With shaking legs he stood up, brushing off the dust on his pants, leaving sweaty handprints in its place. He wiped his forehead next and then entered the building. It seemed unbearably hot inside to him. He could feel the sweat bead on his brow and even more acutely the eyes of the portress on the back of his head. "You needn't stare at me so." Like a wounded dog you've picked off the street on your way home from the market.
"Should I call a doctor?" She asked, unaffected by his words and brusque tone. Deftly her hands reached for each ingredient needed to make a simple soup. The combined fragrances laced the air, reminding Grantaire how long it had been since he had last eaten something. Another thought occurred to him, which he voiced urgently. "What day is it?"
"June 7th, Monsieur." She directed another odd look at him.
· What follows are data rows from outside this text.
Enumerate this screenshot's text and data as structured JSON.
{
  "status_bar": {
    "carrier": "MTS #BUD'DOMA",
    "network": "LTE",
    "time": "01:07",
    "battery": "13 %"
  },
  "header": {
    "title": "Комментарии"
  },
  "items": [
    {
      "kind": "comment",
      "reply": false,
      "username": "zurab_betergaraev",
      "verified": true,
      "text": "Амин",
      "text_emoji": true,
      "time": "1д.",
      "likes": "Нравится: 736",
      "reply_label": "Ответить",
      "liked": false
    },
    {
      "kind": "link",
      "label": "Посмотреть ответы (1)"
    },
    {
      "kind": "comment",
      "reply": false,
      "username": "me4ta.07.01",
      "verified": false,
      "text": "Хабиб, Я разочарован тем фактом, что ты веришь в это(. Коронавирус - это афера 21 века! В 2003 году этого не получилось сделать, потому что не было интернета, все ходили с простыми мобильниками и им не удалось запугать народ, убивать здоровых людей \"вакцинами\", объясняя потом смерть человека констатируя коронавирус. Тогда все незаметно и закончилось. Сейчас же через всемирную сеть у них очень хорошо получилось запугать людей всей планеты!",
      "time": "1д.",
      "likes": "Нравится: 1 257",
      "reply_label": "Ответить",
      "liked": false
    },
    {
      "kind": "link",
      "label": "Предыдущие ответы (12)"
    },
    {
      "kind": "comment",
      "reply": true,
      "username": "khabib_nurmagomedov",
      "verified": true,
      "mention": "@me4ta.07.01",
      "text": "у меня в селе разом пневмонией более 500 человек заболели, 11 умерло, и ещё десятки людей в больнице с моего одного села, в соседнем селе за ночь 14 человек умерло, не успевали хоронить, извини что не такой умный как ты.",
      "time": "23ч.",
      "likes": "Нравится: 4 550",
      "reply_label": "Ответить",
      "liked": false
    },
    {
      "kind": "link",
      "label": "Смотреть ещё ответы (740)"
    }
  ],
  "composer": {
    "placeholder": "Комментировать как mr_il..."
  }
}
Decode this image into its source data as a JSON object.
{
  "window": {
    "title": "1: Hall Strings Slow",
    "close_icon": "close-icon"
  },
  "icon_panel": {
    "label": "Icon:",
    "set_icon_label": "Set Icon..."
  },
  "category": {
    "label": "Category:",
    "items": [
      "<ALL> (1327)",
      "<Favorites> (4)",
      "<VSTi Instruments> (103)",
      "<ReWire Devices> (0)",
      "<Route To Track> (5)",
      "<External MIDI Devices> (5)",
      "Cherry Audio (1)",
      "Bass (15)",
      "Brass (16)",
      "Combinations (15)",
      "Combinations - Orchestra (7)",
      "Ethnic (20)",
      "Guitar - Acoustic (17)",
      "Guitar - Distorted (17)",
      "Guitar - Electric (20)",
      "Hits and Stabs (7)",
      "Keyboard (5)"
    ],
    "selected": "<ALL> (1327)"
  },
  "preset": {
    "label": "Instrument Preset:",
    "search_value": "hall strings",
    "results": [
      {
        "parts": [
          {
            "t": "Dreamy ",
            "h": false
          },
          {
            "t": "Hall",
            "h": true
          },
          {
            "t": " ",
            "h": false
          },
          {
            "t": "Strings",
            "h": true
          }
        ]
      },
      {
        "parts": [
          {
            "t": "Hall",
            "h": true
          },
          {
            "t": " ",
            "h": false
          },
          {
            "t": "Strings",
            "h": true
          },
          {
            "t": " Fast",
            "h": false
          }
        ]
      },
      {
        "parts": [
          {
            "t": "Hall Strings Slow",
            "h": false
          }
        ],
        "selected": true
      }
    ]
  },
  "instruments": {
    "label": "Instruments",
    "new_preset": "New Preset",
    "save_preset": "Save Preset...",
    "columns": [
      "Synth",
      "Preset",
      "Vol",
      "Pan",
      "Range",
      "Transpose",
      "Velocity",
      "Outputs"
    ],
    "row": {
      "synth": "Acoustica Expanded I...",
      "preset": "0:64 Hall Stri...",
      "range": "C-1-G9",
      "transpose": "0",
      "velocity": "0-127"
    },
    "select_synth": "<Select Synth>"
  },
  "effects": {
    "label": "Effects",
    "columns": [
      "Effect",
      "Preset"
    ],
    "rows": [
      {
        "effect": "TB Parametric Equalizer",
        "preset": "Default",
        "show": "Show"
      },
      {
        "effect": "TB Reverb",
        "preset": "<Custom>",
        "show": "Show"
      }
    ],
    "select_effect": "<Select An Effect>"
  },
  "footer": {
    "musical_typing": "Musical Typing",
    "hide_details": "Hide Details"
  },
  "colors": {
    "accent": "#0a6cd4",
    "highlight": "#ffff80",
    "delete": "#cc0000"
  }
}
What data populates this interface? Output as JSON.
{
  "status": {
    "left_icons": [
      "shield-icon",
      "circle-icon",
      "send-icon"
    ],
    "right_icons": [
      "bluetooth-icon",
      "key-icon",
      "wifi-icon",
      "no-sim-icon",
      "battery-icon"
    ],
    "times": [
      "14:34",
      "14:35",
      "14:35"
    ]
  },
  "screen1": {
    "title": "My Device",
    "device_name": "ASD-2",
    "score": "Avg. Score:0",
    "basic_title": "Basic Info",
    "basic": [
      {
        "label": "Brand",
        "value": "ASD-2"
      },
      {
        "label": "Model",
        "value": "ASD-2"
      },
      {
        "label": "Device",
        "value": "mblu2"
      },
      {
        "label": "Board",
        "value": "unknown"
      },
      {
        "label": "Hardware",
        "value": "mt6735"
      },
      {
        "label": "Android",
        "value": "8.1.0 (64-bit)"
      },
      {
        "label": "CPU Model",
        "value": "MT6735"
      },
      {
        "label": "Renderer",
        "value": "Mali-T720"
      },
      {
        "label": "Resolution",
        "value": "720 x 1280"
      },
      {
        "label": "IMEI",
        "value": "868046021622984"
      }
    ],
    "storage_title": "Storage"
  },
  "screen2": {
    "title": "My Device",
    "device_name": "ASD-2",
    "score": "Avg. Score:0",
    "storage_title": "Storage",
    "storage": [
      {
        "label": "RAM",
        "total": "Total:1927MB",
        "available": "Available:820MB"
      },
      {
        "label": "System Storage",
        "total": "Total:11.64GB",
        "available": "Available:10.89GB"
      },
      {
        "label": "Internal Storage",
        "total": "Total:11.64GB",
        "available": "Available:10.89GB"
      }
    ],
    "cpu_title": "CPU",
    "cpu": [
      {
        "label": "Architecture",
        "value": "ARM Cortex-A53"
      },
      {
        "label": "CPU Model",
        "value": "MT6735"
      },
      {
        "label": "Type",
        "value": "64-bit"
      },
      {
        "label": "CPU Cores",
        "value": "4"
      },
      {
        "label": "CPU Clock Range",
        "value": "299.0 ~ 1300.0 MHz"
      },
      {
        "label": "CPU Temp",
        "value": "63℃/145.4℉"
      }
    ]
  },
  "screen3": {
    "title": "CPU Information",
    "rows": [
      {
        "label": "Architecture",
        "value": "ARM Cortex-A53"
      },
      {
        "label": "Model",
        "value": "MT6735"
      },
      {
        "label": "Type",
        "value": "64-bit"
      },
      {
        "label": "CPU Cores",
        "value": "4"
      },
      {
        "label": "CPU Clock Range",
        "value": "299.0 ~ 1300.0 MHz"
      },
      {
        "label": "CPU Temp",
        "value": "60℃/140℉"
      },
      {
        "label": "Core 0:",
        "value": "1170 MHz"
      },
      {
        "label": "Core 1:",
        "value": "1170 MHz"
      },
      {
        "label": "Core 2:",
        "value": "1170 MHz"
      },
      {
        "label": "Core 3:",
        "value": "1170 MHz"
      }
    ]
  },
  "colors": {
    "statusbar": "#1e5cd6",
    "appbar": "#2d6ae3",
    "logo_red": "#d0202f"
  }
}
He stared blankly ahead. Nearly two whole days he had slept to wake up finding his entire world changed.
"Eat this." She shoved a steaming bowl into his hands, a little liquid spilling over the side, burning his hand and breaking his train of thought.
He muttered a dark curse, but raised the bowl to his lips anyway, trying to take a sip. The earlier tremor in his hand had returned, so the bowl shook, spilling a few more drops. However, the soup tasted good, of herbs and chicken. He greedily gulped it down, regretting it almost instantly as it hit his empty stomach hard.
"Would you like some coffee too?" Her hands already busying themselves with the preparations.
He shook his head no. His stomach was already turning, and his previous exhaustion had returned. "I think I'm going to sleep." He stood unsteadily, his sluggish brain working extra hard to get him from one room to another, and up the stairs.
"Good. You are feverish and unwell. Sleep long so that you may be able to function tomorrow."
Tomorrow. Yes, tomorrow he would be able to think properly, but now his limbs felt leaded, his eyelids heavy, and his shiver increasing. He wanted nothing more than to sleep and forget briefly all that had happened to him the last few hours. The small lumpy bed appeared so inviting that he could not refuse it a moment longer to undress. His sleep was fitful. The empty faces of his friends swam in front of his closed eyes, the blackness he had woken to appeared in every corner. He heard ghostly screams and gunshot, although he had not witnessed any of it firsthand. He imagined the devil whispering things in his ears. Words that felt like death.
KITTENS AND UNICORNS AND RAINBOWS OH MY! *Sparkles*